In my first reply to you, I said that as Dean of Students, I owe you a duty of care. I owe the same duty to all students – and hence, as Immanuel Kant would say, the duty never to treat any student merely as a means to an end, but always and at the same time, as an end in himself.

Yours sincerely,

Leong Ching
NUS Dean of Students

DOS Update #6 in Chinese translation available here and in .pdf.


#QOTD – Questions of the Day


Question: “As far as I know, there are many cases of Chinese students who have celebrated CNY with their parents visiting from mainland China. Although the students did not go overseas, they had contact with Chinese travelers. Can these students who did not travel to mainland China still apply for LOA?” 
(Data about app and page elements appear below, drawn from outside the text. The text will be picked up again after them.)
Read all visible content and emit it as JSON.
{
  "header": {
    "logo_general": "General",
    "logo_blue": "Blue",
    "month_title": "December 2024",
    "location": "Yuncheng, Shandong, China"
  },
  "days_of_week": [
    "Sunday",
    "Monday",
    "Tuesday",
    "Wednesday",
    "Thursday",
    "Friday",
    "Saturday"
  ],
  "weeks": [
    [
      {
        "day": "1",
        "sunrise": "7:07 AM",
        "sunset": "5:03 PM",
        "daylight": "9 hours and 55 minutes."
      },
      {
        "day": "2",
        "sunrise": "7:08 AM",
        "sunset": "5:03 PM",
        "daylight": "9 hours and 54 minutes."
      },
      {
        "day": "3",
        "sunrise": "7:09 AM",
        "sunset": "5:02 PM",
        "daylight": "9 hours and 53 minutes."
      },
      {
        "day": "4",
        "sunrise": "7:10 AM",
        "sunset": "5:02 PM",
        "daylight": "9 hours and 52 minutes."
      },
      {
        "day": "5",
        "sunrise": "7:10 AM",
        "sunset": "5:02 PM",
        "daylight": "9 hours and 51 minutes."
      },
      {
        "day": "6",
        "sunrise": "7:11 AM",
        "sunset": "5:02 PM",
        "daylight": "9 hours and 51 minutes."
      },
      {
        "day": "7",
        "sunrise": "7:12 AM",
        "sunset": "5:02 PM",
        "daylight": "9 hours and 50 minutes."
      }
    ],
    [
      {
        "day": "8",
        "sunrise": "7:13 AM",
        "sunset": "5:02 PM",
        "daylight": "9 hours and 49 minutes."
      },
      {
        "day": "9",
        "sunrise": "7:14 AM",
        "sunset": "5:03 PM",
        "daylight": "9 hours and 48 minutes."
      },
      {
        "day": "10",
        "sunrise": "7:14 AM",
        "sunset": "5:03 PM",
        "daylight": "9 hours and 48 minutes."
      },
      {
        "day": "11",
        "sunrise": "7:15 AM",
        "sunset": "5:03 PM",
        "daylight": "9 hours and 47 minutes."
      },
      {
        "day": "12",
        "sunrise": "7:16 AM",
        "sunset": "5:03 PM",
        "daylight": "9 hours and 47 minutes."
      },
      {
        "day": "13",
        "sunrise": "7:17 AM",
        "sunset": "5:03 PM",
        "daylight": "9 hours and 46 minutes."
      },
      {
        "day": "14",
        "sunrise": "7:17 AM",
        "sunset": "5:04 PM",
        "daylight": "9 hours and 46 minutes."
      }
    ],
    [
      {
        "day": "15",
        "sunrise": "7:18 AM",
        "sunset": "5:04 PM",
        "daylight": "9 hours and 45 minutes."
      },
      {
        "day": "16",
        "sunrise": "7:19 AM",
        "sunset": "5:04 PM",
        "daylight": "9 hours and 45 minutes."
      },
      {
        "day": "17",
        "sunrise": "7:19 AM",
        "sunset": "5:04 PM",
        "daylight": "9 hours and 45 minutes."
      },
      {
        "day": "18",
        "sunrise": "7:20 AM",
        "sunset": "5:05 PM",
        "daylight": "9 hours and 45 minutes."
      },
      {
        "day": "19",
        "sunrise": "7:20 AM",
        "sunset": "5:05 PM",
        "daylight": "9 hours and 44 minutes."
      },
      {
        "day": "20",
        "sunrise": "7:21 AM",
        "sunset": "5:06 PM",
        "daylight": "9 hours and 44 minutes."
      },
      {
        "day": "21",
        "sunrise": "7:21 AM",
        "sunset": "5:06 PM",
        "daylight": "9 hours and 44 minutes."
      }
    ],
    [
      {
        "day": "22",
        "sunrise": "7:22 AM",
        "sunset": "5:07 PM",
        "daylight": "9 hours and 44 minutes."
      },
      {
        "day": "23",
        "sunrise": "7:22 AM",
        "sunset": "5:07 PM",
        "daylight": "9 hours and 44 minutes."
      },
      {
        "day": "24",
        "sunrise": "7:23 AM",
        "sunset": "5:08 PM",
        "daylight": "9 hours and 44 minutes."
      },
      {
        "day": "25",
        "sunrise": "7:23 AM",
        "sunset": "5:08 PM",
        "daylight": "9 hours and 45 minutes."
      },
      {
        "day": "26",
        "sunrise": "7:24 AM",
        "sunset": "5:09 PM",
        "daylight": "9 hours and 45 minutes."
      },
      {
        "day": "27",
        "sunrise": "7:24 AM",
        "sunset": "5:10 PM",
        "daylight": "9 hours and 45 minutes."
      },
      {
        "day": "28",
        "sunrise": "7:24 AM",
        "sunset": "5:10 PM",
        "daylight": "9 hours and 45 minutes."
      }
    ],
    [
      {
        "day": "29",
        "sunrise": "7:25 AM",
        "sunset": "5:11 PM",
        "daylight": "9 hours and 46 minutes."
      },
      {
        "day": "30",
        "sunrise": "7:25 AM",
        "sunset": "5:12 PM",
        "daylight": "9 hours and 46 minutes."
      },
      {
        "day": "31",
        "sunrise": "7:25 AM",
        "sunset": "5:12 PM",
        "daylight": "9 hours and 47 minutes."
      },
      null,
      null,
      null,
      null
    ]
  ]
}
Answer: No, you do not need to apply for LOA, the risk of infection from transient contact is assessed to be low. You are to exercise additional caution and pay attention to personal hygiene.

Question: “I cannot submit the online Travel Declaration Form without inbound information. I went to China last December but haven't decided when to return to Singapore. Would the system be fixed or it is ok to register my information only when inbound flight is arranged? Would this be considered an offence?

Answer: The Travel Declaration System Version 3 was launched on 1 February 2020. New functions are ‘Travel History’ and support of ‘Single Trip’ declaration. It is mandatory to submit the form. A ‘Nil’ submission is required for students who do not have any travel plans between January and March 2020. Access the form here.

Question: “I am a student in NUS, because of the 2019-nCoV situation, I am required to be on LOA when I return from China. I rent a house outside the school with several roommates, even if I don’t have any symptoms, considering their safety, I also need a single room. I noticed that there are Government Quarantine Facilities, can I apply for these?”

Answer: You can make a request to the Office of Housing Services (OHS) by writing to to request for housing during your LOA period. However, rental rates apply and due to limited units, this is subject to availability.  

Note that this will not be under Government Quarantine Facilities (GQF). GQF is for people under Quarantine Orders.


Read More: 

DOS Update #7 -- "Everyone is scared, but it’s part of our job.” (3 February 2020)
DOS Update #8 -- Noisy Fans and Fishy Water: Life on the Inside (4 February 2020)


DOS Update #1 (28 January 2020)
DOS Update #2 -- The Proximity of Noses (29 January 2020)
DOS Update #3 -- Black cats, white cats and the placebo effect (30 January 2020)
DOS Update #4 -- A Thousands Words (31 January 2020)
DOS Update #5 -- Food, Buses and the Virtual Company of Friends (1 February 2020)
DOS Update #6 -- What's in a name? (2 February 2020)